> [ABOUT THIS EXERCISE]
Each line of the records below that holds "active" should be copied out.

(Stored entries)
----

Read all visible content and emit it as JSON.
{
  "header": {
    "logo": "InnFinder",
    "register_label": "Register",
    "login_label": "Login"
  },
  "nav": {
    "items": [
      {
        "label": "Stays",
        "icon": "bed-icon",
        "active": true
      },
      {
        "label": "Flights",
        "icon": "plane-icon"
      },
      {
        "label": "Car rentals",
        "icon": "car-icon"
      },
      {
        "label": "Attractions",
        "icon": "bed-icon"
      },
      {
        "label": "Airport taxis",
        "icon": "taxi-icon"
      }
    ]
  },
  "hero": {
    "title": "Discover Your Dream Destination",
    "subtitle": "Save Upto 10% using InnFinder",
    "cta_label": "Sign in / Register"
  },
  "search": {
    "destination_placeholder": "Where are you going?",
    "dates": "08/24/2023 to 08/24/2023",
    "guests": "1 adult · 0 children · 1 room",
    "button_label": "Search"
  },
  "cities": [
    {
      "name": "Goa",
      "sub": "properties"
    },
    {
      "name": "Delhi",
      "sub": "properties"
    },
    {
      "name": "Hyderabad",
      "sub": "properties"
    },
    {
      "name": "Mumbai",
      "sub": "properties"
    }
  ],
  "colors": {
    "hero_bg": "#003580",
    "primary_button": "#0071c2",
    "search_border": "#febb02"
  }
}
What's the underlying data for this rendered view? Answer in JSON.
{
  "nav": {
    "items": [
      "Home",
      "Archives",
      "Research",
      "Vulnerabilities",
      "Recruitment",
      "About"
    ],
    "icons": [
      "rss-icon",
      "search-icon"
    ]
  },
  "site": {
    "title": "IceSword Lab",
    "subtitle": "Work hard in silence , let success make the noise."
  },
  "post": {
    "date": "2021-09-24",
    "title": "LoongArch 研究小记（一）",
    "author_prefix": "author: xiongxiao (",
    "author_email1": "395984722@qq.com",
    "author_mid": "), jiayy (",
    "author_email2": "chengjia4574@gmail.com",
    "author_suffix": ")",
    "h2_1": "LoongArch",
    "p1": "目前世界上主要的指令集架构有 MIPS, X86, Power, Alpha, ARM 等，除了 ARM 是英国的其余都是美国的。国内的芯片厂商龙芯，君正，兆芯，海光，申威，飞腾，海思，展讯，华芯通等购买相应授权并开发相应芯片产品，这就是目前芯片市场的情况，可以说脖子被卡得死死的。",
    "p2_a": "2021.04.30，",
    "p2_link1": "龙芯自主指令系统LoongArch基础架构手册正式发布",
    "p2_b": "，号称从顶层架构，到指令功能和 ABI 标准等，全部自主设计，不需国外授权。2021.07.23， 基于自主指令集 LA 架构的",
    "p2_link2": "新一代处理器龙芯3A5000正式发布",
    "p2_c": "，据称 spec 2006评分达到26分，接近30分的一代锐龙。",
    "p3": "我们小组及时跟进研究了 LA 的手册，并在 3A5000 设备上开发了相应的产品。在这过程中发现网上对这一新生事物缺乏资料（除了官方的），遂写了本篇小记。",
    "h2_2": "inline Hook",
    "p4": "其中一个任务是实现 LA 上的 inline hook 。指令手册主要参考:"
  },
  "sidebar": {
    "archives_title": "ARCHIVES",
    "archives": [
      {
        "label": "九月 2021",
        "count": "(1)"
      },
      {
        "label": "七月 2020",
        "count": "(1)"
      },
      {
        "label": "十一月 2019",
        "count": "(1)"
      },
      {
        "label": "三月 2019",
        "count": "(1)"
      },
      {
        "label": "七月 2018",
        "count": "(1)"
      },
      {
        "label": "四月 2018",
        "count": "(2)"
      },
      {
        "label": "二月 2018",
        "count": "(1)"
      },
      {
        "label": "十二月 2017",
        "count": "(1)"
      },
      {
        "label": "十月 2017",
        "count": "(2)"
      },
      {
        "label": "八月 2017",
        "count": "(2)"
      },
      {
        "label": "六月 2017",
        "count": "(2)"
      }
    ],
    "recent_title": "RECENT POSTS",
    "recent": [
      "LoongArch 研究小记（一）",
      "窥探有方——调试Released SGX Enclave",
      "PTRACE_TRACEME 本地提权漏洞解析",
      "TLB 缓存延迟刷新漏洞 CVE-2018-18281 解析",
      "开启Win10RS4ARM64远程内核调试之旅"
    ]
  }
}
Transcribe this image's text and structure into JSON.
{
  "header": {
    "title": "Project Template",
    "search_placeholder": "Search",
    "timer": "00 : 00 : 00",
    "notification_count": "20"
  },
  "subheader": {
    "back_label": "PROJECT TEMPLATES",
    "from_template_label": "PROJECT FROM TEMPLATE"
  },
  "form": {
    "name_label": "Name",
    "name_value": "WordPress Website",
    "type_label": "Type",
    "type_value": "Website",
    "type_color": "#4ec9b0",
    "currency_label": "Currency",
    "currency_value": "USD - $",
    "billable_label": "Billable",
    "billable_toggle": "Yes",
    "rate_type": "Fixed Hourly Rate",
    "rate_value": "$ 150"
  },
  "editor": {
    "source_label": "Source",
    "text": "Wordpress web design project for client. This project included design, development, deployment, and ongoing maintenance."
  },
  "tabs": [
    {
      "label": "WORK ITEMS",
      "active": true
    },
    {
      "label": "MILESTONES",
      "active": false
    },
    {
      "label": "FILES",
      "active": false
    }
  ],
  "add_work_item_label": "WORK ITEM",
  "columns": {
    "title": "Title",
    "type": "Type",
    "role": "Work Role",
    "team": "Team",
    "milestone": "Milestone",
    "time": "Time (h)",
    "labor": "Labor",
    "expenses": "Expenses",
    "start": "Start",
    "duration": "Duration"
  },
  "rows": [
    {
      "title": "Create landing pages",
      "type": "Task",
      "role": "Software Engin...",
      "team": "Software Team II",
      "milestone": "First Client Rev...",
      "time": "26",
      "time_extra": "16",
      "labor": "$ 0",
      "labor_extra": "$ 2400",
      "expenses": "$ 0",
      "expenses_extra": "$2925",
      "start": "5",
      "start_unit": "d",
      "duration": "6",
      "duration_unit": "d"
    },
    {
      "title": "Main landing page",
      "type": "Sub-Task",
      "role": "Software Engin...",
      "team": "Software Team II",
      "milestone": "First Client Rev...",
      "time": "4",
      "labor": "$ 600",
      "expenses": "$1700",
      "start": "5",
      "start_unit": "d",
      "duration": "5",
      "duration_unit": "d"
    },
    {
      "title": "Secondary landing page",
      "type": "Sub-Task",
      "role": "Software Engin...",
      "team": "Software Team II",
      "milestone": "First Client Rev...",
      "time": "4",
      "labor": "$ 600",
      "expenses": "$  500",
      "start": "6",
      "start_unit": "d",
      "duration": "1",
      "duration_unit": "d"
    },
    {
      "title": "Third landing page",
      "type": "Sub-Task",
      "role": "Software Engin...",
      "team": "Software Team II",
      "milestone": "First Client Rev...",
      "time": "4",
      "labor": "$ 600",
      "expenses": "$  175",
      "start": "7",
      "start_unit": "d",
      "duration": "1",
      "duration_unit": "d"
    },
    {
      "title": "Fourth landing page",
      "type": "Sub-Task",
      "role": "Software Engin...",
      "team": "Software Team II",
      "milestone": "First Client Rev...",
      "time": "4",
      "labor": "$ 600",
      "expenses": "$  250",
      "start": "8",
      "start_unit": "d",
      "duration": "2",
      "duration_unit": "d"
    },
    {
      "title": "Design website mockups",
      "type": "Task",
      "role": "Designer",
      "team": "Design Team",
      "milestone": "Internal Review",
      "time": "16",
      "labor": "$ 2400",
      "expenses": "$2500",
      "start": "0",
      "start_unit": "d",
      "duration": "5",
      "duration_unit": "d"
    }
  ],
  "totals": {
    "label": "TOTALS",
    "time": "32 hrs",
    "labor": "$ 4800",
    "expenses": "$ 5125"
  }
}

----

> [SOLUTION TO THE EXERCISE]
        "active": true
      "active": true
      "active": false
      "active": false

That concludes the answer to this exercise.